Reproduce every record exactly as it appears, but not the pictures.

─── Available data

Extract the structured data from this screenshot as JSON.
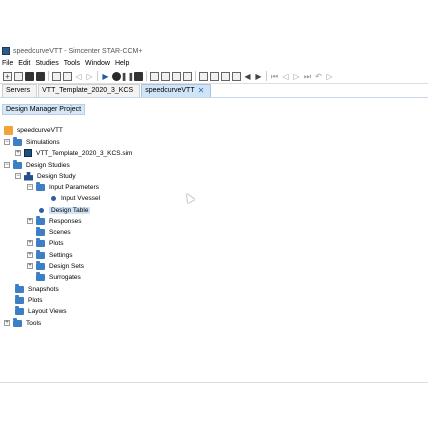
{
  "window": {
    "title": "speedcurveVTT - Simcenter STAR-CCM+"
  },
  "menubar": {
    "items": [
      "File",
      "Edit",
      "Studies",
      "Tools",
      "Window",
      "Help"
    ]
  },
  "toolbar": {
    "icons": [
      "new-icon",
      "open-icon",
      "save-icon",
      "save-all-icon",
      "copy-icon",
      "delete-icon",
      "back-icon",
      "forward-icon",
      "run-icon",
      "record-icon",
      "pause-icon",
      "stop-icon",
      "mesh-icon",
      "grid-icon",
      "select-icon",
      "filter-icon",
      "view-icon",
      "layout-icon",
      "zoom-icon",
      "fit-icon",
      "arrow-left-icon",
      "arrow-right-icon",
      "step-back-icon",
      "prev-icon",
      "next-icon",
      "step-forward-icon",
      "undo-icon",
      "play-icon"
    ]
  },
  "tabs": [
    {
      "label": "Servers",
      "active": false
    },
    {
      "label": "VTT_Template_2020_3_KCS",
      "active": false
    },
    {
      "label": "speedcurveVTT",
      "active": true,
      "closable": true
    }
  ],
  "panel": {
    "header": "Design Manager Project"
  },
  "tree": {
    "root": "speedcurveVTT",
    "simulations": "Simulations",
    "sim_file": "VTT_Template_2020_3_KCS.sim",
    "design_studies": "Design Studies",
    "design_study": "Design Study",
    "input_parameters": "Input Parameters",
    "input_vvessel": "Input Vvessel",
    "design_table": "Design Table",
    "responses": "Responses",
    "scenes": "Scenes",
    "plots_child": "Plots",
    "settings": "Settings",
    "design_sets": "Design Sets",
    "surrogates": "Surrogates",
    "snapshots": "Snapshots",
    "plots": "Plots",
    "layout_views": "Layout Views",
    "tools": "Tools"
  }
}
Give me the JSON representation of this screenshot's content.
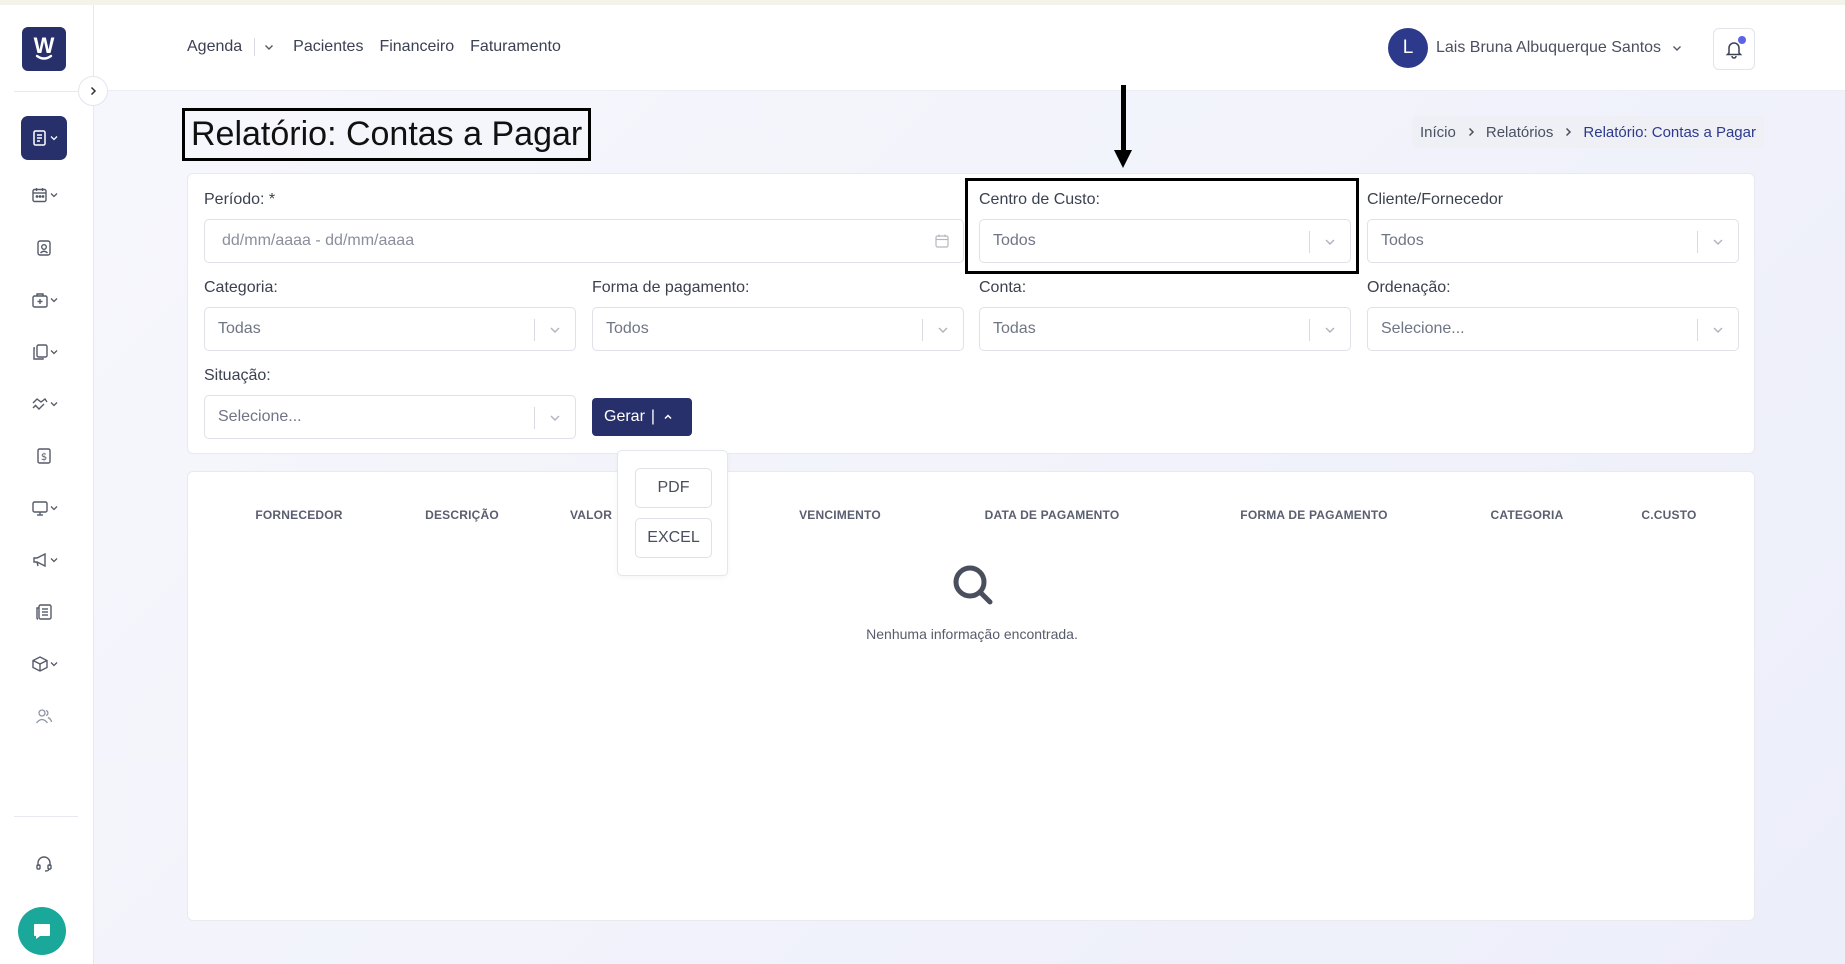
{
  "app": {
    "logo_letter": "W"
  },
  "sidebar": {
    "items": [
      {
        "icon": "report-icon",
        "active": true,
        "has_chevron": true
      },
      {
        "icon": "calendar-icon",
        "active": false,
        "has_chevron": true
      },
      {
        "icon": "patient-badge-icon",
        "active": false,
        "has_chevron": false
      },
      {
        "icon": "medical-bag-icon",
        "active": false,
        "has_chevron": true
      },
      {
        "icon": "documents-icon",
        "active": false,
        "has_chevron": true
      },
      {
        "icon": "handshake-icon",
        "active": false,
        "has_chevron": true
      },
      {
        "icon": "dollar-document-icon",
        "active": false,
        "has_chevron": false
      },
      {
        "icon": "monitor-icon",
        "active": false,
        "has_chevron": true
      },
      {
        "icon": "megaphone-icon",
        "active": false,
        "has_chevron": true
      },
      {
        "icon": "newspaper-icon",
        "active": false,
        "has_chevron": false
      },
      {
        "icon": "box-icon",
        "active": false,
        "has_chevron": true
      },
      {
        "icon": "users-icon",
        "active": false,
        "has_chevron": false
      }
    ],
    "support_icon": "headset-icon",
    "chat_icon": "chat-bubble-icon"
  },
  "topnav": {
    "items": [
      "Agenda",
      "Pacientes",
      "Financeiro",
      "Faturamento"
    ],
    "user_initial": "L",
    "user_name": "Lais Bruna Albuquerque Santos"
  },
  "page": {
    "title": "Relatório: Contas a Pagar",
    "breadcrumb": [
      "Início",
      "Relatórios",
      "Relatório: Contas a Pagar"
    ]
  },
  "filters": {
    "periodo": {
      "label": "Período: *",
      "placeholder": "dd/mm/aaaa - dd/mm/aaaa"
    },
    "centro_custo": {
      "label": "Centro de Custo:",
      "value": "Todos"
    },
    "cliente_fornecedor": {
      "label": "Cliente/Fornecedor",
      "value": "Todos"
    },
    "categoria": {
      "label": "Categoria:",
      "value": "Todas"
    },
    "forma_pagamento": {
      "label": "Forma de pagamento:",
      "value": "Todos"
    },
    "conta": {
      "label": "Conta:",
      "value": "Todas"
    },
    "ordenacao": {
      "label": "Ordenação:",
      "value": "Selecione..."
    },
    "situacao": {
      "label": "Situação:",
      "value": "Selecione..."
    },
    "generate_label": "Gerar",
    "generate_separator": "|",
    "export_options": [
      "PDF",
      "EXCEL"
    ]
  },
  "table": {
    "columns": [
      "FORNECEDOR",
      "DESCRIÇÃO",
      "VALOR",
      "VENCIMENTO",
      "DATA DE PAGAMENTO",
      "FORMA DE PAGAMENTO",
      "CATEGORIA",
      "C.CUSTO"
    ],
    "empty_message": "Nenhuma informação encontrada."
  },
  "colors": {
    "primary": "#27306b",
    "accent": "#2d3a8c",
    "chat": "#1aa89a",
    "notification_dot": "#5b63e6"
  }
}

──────

▸ Task result:
Extract the structured data from this screenshot as JSON.
{
  "window": {
    "title": "speedcurveVTT - Simcenter STAR-CCM+"
  },
  "menubar": {
    "items": [
      "File",
      "Edit",
      "Studies",
      "Tools",
      "Window",
      "Help"
    ]
  },
  "toolbar": {
    "icons": [
      "new-icon",
      "open-icon",
      "save-icon",
      "save-all-icon",
      "copy-icon",
      "delete-icon",
      "back-icon",
      "forward-icon",
      "run-icon",
      "record-icon",
      "pause-icon",
      "stop-icon",
      "mesh-icon",
      "grid-icon",
      "select-icon",
      "filter-icon",
      "view-icon",
      "layout-icon",
      "zoom-icon",
      "fit-icon",
      "arrow-left-icon",
      "arrow-right-icon",
      "step-back-icon",
      "prev-icon",
      "next-icon",
      "step-forward-icon",
      "undo-icon",
      "play-icon"
    ]
  },
  "tabs": [
    {
      "label": "Servers",
      "active": false
    },
    {
      "label": "VTT_Template_2020_3_KCS",
      "active": false
    },
    {
      "label": "speedcurveVTT",
      "active": true,
      "closable": true
    }
  ],
  "panel": {
    "header": "Design Manager Project"
  },
  "tree": {
    "root": "speedcurveVTT",
    "simulations": "Simulations",
    "sim_file": "VTT_Template_2020_3_KCS.sim",
    "design_studies": "Design Studies",
    "design_study": "Design Study",
    "input_parameters": "Input Parameters",
    "input_vvessel": "Input Vvessel",
    "design_table": "Design Table",
    "responses": "Responses",
    "scenes": "Scenes",
    "plots_child": "Plots",
    "settings": "Settings",
    "design_sets": "Design Sets",
    "surrogates": "Surrogates",
    "snapshots": "Snapshots",
    "plots": "Plots",
    "layout_views": "Layout Views",
    "tools": "Tools"
  }
}
Give me the JSON representation of this screenshot's content.
{
  "app": {
    "logo_letter": "W"
  },
  "sidebar": {
    "items": [
      {
        "icon": "report-icon",
        "active": true,
        "has_chevron": true
      },
      {
        "icon": "calendar-icon",
        "active": false,
        "has_chevron": true
      },
      {
        "icon": "patient-badge-icon",
        "active": false,
        "has_chevron": false
      },
      {
        "icon": "medical-bag-icon",
        "active": false,
        "has_chevron": true
      },
      {
        "icon": "documents-icon",
        "active": false,
        "has_chevron": true
      },
      {
        "icon": "handshake-icon",
        "active": false,
        "has_chevron": true
      },
      {
        "icon": "dollar-document-icon",
        "active": false,
        "has_chevron": false
      },
      {
        "icon": "monitor-icon",
        "active": false,
        "has_chevron": true
      },
      {
        "icon": "megaphone-icon",
        "active": false,
        "has_chevron": true
      },
      {
        "icon": "newspaper-icon",
        "active": false,
        "has_chevron": false
      },
      {
        "icon": "box-icon",
        "active": false,
        "has_chevron": true
      },
      {
        "icon": "users-icon",
        "active": false,
        "has_chevron": false
      }
    ],
    "support_icon": "headset-icon",
    "chat_icon": "chat-bubble-icon"
  },
  "topnav": {
    "items": [
      "Agenda",
      "Pacientes",
      "Financeiro",
      "Faturamento"
    ],
    "user_initial": "L",
    "user_name": "Lais Bruna Albuquerque Santos"
  },
  "page": {
    "title": "Relatório: Contas a Pagar",
    "breadcrumb": [
      "Início",
      "Relatórios",
      "Relatório: Contas a Pagar"
    ]
  },
  "filters": {
    "periodo": {
      "label": "Período: *",
      "placeholder": "dd/mm/aaaa - dd/mm/aaaa"
    },
    "centro_custo": {
      "label": "Centro de Custo:",
      "value": "Todos"
    },
    "cliente_fornecedor": {
      "label": "Cliente/Fornecedor",
      "value": "Todos"
    },
    "categoria": {
      "label": "Categoria:",
      "value": "Todas"
    },
    "forma_pagamento": {
      "label": "Forma de pagamento:",
      "value": "Todos"
    },
    "conta": {
      "label": "Conta:",
      "value": "Todas"
    },
    "ordenacao": {
      "label": "Ordenação:",
      "value": "Selecione..."
    },
    "situacao": {
      "label": "Situação:",
      "value": "Selecione..."
    },
    "generate_label": "Gerar",
    "generate_separator": "|",
    "export_options": [
      "PDF",
      "EXCEL"
    ]
  },
  "table": {
    "columns": [
      "FORNECEDOR",
      "DESCRIÇÃO",
      "VALOR",
      "VENCIMENTO",
      "DATA DE PAGAMENTO",
      "FORMA DE PAGAMENTO",
      "CATEGORIA",
      "C.CUSTO"
    ],
    "empty_message": "Nenhuma informação encontrada."
  },
  "colors": {
    "primary": "#27306b",
    "accent": "#2d3a8c",
    "chat": "#1aa89a",
    "notification_dot": "#5b63e6"
  }
}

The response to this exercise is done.